The Colts got awfully close to where they want to be last year. A 9-1 finish to the regular season led to a wild-card playoff berth and a road postseason victory against the AFC South-champion Houston Texans.

But the ride came to a crushing halt with a 31-13 loss at Kansas City in the divisional round.

If this team ever needs to be grounded in the face of the soaring hype that surrounds it, that loss to the Chiefs always does the trick.

A year ago, Indianapolis used the fact it was being written off by much of the national media as motivation. This time around, the team turns to the sour finish of its postseason run.

“I think our last game of the year last year in Kansas City is all we need to motivate us,” running back Nyheim Hines said. “We were so close to the AFC Championship Game, the next round of the playoffs. Knowing what it took to get there and not having the opportunity to move on, that’s all you really need to motivate you.”

The consensus is this is the deepest roster the Colts have fielded in years.

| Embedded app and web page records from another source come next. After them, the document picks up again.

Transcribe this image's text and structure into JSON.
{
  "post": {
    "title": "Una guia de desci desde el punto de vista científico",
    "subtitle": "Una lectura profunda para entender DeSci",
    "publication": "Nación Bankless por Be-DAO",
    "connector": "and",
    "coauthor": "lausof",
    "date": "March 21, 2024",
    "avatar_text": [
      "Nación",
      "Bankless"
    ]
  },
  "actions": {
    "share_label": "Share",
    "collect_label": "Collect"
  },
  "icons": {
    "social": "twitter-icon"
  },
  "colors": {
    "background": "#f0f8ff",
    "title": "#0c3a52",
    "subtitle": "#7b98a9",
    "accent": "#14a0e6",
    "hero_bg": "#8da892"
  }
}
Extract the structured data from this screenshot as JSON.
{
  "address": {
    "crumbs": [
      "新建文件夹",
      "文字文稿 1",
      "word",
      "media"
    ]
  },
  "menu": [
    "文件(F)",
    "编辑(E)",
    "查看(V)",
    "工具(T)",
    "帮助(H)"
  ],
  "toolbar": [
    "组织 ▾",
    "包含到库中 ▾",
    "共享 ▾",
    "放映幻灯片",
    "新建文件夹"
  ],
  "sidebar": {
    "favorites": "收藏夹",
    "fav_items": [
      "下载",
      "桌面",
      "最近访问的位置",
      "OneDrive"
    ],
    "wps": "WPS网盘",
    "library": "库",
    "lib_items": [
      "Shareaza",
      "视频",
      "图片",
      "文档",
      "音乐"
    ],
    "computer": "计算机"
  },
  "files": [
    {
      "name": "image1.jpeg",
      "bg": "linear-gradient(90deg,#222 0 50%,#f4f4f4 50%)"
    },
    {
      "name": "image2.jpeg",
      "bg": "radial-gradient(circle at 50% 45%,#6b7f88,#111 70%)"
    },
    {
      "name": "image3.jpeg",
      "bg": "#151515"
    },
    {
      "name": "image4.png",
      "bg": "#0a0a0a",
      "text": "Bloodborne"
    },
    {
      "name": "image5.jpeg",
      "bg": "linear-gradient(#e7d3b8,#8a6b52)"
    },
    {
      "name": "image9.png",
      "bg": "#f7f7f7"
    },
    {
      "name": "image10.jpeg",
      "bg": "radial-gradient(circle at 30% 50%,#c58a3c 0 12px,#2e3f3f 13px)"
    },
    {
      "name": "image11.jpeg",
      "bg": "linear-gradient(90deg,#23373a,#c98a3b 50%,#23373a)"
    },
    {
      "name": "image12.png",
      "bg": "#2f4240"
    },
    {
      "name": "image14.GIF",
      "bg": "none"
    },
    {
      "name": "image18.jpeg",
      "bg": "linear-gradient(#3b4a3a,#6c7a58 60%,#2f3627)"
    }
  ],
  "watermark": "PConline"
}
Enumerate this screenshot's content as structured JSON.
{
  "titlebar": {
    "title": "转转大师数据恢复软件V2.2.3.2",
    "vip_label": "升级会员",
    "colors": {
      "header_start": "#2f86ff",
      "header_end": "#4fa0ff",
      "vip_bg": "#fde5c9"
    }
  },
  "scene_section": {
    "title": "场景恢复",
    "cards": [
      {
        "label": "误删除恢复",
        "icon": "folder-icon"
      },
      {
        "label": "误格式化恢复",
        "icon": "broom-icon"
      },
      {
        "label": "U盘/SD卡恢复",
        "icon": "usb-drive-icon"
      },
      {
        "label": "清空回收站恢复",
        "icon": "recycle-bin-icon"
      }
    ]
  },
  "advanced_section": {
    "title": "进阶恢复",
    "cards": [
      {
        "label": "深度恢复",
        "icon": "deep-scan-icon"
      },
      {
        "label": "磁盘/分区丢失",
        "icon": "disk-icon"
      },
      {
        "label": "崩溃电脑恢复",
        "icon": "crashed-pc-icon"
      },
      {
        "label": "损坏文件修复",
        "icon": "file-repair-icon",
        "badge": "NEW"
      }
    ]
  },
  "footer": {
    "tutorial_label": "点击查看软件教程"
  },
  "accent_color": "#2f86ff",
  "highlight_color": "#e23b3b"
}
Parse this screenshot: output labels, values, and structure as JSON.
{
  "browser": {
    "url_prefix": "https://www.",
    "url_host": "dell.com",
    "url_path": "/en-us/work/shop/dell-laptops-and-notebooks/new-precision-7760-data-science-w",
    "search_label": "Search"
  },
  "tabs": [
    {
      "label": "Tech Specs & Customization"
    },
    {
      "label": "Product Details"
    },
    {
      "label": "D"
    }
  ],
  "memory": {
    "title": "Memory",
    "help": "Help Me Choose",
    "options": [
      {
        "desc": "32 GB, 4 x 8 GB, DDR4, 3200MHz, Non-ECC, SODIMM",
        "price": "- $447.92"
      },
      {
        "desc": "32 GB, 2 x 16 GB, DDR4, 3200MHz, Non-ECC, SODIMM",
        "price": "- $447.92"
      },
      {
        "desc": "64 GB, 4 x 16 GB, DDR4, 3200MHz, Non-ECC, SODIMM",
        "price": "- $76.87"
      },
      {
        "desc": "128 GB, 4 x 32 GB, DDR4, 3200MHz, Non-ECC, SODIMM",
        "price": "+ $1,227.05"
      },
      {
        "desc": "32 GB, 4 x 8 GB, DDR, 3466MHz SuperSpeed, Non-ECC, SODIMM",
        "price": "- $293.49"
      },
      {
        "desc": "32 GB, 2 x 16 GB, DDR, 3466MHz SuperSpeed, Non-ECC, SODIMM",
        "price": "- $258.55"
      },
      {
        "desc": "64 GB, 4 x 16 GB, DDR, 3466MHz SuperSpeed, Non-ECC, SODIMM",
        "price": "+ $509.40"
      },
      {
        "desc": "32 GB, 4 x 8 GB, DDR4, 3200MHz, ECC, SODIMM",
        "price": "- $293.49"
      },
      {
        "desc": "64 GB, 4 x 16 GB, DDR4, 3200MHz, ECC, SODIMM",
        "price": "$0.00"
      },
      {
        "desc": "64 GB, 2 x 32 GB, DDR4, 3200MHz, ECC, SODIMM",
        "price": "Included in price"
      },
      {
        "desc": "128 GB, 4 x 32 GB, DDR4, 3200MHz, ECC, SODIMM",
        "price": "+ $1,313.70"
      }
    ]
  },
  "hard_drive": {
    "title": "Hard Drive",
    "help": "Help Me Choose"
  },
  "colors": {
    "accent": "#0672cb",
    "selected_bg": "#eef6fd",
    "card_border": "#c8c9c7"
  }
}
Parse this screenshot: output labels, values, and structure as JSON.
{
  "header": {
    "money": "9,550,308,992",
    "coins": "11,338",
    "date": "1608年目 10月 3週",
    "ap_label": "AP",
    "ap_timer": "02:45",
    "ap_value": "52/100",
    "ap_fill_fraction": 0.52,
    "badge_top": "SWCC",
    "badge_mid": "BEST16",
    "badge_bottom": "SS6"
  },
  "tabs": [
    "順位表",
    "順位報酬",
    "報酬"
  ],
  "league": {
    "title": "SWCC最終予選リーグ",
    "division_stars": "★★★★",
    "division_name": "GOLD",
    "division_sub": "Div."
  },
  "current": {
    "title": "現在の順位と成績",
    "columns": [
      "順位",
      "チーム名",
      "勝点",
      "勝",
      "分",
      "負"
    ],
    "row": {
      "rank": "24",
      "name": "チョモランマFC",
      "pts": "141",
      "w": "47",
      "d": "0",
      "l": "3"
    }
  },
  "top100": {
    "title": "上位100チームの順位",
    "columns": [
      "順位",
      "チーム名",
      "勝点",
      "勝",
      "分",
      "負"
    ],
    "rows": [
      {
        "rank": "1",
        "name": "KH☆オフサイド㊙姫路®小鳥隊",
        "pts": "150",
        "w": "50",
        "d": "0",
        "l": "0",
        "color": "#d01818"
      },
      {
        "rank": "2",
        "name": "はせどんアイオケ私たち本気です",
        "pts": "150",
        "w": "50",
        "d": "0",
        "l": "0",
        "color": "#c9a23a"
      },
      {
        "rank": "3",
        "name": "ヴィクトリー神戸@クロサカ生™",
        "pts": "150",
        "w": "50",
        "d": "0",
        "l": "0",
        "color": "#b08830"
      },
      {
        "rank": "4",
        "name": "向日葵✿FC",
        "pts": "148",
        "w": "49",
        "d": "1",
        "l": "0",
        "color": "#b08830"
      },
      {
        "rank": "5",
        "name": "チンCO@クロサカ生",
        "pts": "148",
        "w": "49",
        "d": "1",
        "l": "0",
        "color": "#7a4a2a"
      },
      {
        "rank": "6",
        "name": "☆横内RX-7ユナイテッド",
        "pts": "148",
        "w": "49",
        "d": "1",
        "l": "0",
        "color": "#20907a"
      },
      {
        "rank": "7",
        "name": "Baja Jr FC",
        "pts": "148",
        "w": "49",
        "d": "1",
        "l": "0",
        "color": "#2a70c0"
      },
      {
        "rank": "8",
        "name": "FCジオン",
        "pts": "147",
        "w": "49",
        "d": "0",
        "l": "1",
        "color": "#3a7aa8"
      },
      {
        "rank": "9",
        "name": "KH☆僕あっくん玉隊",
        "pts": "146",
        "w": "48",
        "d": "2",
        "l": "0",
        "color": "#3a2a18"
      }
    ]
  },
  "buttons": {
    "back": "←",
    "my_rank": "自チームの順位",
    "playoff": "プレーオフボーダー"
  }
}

Some players who are cut at the end of next month should make other teams — and contribute to their success.

It’s spawned the kind of competitive spirit Ballard spoke of when he took the job of rebuilding this franchise in 2017.

And it’s got even some of the veterans believing in what the future holds.

Hilton was part of three straight playoff teams from 2012-14. He’s appeared in the Pro Bowl four times and led the league in receiving yards in 2016.

He makes no secret of the fact he believes this could be the best team he’s ever been a part of.

The only question is how much have the players learned from last year’s finish.

It’s one thing to embrace great expectations, quite another to fulfill them.

That 2015 team — the most recent one around here to enter the season with legit Super Bowl aspirations — finished 8-8. Quarterback Andrew Luck injured his shoulder in Week 3 and set off a three-year spiral that resulted in the firing of general manager Ryan Grigson and head coach Chuck Pagano.

Ballard and Reich have done a commendable job of rebuilding from the ashes.

But former Colts front-office chief Bill Polian — a Hall of Famer who built six teams that reached the Super Bowl with Buffalo and Indy — believed the hardest step to take in the NFL is the one from “good” to “great.”

That’s the challenge that faces Ballard and his team this fall.

And he fully buys into Polian’s way of thinking.

“Your team has got to grow together,” Ballard said. “They’ve got to take that next step. That’s something we’re going to work to do.”